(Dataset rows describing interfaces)
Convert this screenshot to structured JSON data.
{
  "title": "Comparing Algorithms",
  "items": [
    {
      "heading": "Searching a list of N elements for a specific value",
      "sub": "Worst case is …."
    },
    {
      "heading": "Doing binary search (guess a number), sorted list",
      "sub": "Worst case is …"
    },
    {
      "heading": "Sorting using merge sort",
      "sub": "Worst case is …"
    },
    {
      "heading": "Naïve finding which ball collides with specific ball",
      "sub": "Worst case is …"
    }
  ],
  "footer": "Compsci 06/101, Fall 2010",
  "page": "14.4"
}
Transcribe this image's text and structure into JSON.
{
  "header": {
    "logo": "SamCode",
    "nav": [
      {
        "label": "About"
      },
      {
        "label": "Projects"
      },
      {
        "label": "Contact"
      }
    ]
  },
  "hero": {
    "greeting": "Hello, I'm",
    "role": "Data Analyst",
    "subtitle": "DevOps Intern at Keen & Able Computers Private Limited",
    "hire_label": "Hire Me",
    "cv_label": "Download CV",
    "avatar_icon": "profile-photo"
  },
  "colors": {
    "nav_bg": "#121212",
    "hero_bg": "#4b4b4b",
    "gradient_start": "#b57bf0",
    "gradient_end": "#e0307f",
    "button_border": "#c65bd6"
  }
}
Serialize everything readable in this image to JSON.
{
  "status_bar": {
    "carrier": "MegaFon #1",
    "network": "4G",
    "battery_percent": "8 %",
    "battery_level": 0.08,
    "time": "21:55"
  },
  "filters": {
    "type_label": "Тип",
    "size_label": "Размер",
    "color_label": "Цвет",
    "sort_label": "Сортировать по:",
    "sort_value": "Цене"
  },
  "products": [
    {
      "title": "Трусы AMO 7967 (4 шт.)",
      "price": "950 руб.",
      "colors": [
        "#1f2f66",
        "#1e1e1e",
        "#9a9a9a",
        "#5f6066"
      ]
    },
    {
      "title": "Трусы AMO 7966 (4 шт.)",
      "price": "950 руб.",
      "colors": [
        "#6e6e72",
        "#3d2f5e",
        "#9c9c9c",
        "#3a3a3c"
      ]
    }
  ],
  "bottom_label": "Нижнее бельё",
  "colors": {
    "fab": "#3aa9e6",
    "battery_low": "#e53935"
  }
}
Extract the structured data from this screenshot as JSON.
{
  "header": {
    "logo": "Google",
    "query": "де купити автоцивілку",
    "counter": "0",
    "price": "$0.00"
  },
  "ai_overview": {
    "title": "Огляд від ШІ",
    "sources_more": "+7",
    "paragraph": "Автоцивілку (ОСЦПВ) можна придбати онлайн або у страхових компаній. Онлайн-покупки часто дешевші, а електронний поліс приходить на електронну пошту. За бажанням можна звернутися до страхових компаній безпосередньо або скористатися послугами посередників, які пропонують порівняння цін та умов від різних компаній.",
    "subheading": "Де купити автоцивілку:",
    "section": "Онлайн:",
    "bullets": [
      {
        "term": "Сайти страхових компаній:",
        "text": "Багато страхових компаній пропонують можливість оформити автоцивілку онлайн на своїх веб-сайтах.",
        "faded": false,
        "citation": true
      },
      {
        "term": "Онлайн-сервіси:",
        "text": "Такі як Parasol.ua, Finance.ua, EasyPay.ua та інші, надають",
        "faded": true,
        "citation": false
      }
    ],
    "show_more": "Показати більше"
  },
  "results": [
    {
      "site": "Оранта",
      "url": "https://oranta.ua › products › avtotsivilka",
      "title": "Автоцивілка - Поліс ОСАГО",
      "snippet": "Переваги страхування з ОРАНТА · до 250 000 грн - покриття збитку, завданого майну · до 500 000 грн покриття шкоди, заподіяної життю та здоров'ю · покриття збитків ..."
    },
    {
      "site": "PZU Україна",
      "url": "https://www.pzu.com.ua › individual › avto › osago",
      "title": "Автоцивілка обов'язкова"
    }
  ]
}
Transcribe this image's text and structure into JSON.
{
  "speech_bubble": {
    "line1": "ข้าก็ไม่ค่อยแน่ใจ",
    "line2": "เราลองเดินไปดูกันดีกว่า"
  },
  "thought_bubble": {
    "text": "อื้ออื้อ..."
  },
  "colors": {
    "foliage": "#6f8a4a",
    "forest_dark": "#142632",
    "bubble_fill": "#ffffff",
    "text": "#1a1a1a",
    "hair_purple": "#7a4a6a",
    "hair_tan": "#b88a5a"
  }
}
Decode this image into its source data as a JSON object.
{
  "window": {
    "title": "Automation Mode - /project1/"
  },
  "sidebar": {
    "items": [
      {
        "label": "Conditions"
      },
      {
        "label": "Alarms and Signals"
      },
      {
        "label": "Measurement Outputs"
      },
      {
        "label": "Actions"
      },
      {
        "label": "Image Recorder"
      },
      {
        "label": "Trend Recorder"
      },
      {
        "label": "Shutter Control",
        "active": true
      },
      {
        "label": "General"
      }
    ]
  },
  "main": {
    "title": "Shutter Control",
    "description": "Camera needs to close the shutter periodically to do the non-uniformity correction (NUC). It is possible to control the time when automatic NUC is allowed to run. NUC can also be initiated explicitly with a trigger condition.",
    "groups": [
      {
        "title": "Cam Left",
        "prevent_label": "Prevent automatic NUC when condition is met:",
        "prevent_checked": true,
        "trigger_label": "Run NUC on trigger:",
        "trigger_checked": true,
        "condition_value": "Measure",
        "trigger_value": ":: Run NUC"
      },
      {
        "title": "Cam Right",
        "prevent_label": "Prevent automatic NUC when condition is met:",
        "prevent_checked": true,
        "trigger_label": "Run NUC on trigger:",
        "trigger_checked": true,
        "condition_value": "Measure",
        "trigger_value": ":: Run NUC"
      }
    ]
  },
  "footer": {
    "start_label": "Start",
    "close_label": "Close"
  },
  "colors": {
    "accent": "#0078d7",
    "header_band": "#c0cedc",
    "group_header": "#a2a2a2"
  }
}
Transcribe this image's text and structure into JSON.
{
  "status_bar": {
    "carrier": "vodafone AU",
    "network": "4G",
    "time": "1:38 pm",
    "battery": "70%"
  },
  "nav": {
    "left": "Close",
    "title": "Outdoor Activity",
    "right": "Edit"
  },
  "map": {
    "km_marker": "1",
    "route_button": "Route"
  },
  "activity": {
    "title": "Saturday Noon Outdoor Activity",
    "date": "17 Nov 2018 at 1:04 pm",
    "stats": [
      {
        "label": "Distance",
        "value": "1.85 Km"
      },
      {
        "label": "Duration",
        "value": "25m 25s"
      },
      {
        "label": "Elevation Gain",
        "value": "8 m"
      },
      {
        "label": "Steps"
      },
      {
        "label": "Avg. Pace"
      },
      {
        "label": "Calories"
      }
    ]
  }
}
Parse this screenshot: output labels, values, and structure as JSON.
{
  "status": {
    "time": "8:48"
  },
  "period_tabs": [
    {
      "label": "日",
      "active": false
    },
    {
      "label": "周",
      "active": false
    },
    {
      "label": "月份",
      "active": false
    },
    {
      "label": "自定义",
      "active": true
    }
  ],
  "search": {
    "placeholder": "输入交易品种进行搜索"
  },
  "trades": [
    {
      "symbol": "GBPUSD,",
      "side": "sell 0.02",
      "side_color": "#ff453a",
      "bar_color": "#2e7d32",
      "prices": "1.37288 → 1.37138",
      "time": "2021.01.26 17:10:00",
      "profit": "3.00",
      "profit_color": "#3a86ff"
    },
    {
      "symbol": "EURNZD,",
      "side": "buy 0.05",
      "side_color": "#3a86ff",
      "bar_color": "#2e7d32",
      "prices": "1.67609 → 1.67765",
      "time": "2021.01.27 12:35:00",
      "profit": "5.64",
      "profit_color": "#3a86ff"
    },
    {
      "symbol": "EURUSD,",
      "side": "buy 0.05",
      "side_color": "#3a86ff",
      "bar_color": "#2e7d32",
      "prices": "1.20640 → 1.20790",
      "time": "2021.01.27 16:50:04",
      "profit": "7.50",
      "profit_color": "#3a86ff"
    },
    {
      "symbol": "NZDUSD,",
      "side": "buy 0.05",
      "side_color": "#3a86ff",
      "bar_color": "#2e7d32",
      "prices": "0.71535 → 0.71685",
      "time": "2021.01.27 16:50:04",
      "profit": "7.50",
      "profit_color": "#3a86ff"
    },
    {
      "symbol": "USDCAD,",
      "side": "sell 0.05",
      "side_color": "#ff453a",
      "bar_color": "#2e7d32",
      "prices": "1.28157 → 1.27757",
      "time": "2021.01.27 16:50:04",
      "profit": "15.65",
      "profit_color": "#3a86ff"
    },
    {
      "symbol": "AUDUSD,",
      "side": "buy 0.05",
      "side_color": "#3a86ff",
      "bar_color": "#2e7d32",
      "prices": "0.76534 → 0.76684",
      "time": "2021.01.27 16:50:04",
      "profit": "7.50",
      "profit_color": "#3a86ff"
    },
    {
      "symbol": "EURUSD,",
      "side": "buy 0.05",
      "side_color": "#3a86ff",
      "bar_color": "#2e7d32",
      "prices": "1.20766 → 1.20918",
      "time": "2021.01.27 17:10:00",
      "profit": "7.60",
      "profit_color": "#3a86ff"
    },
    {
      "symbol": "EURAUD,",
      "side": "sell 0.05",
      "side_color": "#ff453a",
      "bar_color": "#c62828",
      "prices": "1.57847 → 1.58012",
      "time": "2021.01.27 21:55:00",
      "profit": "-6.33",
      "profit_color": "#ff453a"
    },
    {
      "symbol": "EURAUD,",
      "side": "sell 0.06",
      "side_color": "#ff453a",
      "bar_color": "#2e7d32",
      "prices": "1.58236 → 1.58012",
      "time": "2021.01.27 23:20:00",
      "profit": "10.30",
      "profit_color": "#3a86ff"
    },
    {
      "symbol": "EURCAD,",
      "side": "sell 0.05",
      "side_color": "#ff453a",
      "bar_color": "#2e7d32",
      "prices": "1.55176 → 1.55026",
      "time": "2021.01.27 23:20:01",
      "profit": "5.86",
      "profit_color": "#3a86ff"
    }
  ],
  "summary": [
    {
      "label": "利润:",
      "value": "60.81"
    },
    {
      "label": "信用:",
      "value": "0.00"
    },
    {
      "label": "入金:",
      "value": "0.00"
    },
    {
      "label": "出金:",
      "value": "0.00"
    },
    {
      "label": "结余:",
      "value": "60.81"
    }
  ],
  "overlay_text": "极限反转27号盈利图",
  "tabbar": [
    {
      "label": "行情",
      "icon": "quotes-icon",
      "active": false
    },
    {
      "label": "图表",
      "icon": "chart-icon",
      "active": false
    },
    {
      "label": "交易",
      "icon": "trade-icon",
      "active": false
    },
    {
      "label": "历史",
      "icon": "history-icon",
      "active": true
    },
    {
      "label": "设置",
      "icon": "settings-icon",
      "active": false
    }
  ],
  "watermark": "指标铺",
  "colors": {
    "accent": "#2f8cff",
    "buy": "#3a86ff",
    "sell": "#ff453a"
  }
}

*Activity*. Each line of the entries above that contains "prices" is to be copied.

*Response*.
      "prices": "1.37288 → 1.37138",
      "prices": "1.67609 → 1.67765",
      "prices": "1.20640 → 1.20790",
      "prices": "0.71535 → 0.71685",
      "prices": "1.28157 → 1.27757",
      "prices": "0.76534 → 0.76684",
      "prices": "1.20766 → 1.20918",
      "prices": "1.57847 → 1.58012",
      "prices": "1.58236 → 1.58012",
      "prices": "1.55176 → 1.55026",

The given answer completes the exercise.